He added, “The corpses of those killed in Metele are still not evacuated and the soldiers that went for the evacuation were 147. They were attacked at the entrance of Metele.
A captain was captured alive by the insurgents. The insurgents killed six soldiers from the company with seven soldiers still missing. The soldiers that went for the evacuation lost a battle tank and a gun truck to the insurgents.” However, it was learnt that the soldiers were able to evacuate six corpses, despite the ambush.
Meanwhile, a video has been released on the social media, which appears to be showing the level of dissatisfaction among soldiers on the frontlines in the war against terrorism. Some protesting soldiers in the video describe the weapons given to them to fight the insurgents as obsolete and making their military campaign “mission impossible”.
They said, “The T72 tank was made in 1983 by Slovakia.
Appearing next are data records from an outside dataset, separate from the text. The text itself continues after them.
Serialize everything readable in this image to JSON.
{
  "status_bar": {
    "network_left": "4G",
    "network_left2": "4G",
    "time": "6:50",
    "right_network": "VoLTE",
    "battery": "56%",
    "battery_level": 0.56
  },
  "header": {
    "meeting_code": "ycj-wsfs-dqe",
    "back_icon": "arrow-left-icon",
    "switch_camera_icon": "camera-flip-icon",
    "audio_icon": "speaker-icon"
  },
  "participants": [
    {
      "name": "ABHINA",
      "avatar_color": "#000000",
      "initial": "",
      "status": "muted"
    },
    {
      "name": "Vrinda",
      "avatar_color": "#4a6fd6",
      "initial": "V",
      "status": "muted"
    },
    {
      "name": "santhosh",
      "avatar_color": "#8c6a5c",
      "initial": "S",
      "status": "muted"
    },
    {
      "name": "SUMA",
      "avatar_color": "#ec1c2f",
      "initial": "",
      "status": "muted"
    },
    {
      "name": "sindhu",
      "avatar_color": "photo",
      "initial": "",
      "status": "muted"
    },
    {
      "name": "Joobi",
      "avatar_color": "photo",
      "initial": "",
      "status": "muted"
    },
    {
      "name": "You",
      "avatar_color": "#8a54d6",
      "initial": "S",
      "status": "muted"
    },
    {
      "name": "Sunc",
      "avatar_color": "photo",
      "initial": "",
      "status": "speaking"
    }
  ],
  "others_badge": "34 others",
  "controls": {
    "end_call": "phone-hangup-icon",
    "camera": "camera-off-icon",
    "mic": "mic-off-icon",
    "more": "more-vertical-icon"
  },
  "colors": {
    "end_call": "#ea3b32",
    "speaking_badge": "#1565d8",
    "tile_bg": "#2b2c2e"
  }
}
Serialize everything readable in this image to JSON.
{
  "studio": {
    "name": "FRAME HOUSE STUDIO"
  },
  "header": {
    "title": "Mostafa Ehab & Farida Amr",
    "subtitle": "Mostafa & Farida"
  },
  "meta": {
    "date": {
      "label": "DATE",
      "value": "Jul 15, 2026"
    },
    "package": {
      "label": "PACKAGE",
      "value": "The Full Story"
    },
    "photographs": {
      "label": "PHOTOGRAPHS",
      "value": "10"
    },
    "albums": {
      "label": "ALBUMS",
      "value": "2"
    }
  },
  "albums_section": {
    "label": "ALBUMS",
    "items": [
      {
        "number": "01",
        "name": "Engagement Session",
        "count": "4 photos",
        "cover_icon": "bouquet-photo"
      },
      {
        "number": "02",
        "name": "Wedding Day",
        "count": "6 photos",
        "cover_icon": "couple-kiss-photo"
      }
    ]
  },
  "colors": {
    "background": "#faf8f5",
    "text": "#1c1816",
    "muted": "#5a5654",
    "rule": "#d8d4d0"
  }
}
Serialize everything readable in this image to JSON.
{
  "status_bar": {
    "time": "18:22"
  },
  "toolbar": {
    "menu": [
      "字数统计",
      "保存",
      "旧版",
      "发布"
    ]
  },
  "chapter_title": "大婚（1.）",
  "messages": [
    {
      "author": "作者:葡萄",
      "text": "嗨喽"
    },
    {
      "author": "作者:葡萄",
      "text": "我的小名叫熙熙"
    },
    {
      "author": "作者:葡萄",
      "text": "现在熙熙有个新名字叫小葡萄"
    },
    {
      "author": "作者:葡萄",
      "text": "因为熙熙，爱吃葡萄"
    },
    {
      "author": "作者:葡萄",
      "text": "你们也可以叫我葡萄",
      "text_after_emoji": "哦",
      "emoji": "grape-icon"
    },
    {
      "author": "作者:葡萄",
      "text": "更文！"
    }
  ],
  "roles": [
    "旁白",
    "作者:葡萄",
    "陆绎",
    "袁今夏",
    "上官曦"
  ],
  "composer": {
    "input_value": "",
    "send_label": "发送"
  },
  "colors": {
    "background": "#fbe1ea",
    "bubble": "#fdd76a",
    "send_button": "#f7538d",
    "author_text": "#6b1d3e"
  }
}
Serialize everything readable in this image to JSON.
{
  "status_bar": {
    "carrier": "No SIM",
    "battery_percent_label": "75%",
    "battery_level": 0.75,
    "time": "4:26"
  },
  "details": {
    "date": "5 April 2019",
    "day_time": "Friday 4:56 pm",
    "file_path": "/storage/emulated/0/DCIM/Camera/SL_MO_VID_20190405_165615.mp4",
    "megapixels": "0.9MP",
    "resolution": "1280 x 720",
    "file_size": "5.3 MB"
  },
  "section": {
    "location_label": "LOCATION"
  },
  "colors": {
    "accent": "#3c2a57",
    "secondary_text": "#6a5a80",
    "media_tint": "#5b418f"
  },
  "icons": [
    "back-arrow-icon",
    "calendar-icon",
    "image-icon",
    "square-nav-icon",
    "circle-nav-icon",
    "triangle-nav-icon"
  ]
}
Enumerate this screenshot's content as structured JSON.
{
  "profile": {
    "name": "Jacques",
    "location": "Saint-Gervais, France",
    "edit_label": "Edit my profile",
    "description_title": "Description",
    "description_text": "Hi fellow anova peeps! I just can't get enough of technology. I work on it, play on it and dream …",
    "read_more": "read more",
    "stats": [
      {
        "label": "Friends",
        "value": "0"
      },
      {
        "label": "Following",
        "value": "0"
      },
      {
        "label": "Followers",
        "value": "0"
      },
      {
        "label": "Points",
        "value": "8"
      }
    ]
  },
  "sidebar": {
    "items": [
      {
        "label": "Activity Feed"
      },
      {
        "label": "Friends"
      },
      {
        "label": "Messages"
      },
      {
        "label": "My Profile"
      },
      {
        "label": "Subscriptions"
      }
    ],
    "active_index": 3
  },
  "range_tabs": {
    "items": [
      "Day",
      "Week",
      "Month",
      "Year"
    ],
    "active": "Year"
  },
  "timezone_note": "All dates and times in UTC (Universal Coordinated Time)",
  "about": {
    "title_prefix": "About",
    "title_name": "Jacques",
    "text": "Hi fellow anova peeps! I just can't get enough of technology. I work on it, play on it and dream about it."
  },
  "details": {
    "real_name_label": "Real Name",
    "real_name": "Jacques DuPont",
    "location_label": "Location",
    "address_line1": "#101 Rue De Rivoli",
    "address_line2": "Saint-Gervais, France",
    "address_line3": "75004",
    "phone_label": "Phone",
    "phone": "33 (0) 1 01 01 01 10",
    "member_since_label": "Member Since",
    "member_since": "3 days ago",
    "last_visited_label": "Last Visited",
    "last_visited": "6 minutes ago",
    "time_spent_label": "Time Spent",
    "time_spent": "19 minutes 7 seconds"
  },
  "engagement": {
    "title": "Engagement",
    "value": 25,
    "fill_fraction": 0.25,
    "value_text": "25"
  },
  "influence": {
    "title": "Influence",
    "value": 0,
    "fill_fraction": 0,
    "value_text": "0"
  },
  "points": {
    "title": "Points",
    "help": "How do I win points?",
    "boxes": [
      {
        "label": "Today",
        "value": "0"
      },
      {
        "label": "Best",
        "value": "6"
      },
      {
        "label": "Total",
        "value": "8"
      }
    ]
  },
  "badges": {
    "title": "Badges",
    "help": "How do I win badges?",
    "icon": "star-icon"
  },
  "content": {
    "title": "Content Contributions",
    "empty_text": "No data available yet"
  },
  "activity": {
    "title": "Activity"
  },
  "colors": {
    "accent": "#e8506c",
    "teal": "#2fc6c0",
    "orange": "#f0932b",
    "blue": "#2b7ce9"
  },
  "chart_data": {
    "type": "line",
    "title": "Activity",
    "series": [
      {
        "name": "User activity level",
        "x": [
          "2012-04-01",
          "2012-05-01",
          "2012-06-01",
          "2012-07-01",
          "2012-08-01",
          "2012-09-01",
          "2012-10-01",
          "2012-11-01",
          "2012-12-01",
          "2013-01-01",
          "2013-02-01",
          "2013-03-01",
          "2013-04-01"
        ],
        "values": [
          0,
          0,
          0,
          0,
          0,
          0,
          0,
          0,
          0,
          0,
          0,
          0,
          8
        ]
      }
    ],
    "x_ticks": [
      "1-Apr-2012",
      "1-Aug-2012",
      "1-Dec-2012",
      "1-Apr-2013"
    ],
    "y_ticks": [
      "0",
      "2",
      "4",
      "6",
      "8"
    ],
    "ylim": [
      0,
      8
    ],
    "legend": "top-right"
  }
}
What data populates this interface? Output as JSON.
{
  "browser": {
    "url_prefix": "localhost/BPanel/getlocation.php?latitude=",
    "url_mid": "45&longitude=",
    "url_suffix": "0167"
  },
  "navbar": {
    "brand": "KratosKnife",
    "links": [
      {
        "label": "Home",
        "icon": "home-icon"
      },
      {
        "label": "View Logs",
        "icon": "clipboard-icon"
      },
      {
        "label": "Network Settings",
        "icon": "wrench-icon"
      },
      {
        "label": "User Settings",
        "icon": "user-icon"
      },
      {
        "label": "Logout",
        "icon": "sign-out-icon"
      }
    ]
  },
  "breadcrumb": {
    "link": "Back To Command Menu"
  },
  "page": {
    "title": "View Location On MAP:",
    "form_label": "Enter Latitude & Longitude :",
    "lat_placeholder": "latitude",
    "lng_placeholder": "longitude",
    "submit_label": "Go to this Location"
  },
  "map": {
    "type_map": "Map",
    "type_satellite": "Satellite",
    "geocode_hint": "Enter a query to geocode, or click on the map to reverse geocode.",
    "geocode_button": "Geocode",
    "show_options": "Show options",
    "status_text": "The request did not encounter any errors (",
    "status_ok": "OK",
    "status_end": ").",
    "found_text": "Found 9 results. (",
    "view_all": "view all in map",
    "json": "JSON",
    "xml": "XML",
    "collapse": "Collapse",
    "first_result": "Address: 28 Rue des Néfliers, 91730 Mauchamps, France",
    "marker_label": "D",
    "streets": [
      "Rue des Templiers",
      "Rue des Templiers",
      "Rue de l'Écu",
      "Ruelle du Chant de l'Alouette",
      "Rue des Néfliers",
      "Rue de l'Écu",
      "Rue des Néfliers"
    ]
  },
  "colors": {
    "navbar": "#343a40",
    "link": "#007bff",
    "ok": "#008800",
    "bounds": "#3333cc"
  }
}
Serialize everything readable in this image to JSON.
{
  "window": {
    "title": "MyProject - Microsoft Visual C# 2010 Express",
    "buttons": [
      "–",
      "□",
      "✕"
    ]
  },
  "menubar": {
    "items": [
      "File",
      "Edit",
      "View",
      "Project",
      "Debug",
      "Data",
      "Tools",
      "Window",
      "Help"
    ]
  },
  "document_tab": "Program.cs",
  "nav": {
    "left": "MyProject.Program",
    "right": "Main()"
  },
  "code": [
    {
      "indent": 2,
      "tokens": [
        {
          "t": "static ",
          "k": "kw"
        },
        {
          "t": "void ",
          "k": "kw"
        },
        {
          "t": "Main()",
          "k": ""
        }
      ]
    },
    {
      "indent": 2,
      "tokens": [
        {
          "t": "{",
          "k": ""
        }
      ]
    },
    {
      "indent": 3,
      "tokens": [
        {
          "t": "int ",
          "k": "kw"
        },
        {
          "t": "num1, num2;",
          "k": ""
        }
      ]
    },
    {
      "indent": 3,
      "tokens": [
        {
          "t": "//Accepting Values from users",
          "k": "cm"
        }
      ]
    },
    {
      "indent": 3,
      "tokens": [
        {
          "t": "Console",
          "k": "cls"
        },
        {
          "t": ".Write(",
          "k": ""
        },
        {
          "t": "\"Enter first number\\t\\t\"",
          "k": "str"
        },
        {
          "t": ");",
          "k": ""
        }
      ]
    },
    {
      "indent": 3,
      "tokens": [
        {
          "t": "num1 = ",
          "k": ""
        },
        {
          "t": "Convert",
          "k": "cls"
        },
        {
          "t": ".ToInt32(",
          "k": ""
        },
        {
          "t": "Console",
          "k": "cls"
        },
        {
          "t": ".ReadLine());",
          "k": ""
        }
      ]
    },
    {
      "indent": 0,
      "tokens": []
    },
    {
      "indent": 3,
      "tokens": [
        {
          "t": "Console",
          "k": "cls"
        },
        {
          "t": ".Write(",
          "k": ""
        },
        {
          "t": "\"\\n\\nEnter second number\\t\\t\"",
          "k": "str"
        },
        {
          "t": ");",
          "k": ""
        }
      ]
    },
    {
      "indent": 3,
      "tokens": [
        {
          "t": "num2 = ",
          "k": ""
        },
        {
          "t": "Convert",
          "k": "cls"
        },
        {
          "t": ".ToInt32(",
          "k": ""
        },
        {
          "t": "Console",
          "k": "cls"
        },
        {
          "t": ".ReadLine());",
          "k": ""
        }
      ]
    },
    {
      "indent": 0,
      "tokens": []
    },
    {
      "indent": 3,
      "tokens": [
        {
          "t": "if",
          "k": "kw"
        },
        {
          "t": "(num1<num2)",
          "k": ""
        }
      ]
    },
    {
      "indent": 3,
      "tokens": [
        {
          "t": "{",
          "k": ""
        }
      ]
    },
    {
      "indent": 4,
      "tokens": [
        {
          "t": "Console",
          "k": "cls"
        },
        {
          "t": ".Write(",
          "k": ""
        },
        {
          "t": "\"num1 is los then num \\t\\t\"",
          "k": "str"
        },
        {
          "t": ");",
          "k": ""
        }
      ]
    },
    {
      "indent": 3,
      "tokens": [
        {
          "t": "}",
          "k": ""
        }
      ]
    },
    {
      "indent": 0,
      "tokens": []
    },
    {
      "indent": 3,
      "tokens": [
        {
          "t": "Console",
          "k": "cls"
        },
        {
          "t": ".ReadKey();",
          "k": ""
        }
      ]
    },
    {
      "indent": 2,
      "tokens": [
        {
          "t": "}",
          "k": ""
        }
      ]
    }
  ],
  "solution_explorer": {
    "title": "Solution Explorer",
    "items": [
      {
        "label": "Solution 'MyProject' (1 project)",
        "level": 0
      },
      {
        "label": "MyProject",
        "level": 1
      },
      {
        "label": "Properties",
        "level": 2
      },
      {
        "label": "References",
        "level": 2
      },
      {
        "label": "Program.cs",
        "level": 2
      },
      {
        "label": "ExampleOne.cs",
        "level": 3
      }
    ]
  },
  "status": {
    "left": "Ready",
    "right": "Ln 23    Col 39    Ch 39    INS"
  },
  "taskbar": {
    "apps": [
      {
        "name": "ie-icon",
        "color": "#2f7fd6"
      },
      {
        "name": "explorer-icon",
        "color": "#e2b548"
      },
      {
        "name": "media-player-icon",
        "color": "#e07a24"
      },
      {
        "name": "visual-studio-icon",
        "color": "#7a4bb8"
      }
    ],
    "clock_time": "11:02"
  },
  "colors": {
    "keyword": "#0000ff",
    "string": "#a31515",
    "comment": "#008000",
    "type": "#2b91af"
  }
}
You can’t fire more than two rounds before it will hang. We are all graduates and millennial soldiers.
So, we know what is going on; all the arms given to us are outdated. They (Boko Haram) call us Zombies – that we do not know our right.”
However, the Nigerian Army has dismissed the video clips showing alleged discontent among soldiers. A message on its official Facebook page said on Saturday,
“It is indeed shocking to see how these well doctored propaganda materials from enemies of the state have succeeded in creating fear and unrest in the polity.
These doctored materials are obviously serving the purposes intended by the terrorists to misinform the populace, spread panic, hatred, religious intolerance, and above all, to undermine national security.
“The army wants to categorically state that the videos and images making rounds as the purported attack on Metele base are false and do not in any way portray the reality of the situation on the ground.”